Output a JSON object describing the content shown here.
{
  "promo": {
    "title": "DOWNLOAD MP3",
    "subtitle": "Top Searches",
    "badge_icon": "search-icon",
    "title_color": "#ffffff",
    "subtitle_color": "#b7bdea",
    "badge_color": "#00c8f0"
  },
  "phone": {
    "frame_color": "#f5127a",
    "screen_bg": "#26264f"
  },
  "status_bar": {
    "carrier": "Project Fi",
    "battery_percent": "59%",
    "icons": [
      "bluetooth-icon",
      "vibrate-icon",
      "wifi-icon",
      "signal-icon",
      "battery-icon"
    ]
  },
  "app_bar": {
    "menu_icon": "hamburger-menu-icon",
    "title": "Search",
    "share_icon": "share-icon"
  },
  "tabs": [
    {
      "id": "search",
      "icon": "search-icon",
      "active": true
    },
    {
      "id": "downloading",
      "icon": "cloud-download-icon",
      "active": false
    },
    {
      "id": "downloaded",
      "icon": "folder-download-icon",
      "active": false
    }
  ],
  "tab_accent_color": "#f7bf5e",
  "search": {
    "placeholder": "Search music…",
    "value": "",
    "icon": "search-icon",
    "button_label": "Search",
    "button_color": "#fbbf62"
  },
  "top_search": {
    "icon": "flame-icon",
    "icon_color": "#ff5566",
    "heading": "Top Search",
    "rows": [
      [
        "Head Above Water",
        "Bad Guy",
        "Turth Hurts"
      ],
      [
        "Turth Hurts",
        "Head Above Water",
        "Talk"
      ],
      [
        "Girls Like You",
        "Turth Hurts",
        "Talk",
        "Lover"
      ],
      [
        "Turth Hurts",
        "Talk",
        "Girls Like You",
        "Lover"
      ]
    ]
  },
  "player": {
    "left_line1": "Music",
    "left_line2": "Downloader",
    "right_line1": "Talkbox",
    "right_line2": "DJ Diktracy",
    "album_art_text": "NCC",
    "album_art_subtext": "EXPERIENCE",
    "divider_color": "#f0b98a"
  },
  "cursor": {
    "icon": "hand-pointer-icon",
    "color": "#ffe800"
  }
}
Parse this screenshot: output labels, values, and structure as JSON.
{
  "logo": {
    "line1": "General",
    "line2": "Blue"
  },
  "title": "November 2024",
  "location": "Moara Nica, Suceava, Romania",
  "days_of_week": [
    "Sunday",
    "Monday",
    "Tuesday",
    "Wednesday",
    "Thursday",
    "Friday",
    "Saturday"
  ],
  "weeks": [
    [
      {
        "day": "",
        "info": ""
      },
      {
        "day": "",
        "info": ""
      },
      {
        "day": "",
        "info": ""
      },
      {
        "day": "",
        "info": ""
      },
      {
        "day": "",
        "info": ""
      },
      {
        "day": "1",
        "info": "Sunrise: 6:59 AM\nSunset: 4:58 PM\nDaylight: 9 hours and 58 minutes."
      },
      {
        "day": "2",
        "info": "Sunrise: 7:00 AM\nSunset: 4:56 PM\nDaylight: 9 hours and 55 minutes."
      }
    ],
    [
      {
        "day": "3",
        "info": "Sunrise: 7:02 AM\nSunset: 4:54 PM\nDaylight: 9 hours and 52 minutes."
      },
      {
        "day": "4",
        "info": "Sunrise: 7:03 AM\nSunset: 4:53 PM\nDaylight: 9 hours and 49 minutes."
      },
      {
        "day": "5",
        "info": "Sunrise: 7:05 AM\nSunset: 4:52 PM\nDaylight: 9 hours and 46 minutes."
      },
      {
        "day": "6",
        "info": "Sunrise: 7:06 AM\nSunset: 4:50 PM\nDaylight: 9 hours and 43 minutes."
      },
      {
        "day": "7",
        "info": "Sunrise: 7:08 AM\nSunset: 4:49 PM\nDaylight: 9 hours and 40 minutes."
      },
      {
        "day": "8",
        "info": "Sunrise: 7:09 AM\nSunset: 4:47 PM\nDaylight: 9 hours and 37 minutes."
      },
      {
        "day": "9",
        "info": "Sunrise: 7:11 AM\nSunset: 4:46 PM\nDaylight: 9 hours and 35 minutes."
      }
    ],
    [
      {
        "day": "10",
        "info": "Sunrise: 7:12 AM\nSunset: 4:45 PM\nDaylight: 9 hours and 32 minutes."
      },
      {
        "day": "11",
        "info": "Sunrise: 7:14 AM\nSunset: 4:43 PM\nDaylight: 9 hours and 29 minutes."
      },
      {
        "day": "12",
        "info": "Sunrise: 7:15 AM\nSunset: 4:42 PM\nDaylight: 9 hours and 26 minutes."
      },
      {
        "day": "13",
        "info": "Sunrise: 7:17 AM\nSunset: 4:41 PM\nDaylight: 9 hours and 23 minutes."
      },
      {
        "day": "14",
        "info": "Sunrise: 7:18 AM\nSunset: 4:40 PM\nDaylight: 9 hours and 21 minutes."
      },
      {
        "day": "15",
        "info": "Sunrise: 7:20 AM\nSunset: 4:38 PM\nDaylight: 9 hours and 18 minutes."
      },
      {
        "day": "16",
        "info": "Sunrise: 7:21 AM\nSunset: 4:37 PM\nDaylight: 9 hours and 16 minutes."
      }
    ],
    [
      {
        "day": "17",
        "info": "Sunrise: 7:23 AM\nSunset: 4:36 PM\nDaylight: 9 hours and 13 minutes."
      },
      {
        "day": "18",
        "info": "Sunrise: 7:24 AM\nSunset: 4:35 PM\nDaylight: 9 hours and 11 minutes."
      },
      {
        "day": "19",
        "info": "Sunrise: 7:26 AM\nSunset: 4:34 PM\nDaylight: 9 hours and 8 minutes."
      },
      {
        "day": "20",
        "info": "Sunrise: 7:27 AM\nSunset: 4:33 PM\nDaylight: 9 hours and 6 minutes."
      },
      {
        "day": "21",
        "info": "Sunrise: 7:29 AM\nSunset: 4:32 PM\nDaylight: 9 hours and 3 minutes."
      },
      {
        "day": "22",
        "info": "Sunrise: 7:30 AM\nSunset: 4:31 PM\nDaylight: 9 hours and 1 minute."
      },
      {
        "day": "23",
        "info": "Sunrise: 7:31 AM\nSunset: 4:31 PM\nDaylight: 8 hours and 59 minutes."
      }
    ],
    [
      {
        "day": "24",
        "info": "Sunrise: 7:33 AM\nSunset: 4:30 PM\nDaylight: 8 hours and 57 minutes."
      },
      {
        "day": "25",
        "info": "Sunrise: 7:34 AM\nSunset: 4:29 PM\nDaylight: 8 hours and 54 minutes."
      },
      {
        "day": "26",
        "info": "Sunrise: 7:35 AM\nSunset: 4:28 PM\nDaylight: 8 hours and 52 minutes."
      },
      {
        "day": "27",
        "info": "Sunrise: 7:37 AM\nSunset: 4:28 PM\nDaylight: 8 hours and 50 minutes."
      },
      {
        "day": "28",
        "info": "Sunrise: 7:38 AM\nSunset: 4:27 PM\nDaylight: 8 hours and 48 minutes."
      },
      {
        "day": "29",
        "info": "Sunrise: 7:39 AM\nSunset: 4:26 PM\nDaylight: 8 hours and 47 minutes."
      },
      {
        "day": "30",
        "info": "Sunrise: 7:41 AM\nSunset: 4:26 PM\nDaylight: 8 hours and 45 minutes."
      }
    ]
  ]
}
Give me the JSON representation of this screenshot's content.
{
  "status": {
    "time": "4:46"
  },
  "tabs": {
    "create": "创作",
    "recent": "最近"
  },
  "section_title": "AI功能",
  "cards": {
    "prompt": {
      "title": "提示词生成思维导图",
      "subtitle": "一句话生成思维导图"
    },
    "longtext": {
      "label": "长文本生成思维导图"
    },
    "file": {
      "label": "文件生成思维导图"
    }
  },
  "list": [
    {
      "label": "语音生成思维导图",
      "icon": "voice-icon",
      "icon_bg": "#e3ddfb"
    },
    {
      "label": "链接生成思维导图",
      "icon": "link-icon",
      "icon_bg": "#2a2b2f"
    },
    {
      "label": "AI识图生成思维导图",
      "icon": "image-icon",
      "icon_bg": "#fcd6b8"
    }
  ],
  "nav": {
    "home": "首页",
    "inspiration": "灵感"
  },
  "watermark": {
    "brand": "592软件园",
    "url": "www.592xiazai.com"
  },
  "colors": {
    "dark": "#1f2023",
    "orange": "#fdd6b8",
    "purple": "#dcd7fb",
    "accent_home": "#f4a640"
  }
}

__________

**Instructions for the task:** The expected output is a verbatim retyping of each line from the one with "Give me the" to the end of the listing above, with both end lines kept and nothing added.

**Written reply:**
Give me the JSON representation of this screenshot's content.
{
  "status": {
    "time": "4:46"
  },
  "tabs": {
    "create": "创作",
    "recent": "最近"
  },
  "section_title": "AI功能",
  "cards": {
    "prompt": {
      "title": "提示词生成思维导图",
      "subtitle": "一句话生成思维导图"
    },
    "longtext": {
      "label": "长文本生成思维导图"
    },
    "file": {
      "label": "文件生成思维导图"
    }
  },
  "list": [
    {
      "label": "语音生成思维导图",
      "icon": "voice-icon",
      "icon_bg": "#e3ddfb"
    },
    {
      "label": "链接生成思维导图",
      "icon": "link-icon",
      "icon_bg": "#2a2b2f"
    },
    {
      "label": "AI识图生成思维导图",
      "icon": "image-icon",
      "icon_bg": "#fcd6b8"
    }
  ],
  "nav": {
    "home": "首页",
    "inspiration": "灵感"
  },
  "watermark": {
    "brand": "592软件园",
    "url": "www.592xiazai.com"
  },
  "colors": {
    "dark": "#1f2023",
    "orange": "#fdd6b8",
    "purple": "#dcd7fb",
    "accent_home": "#f4a640"
  }
}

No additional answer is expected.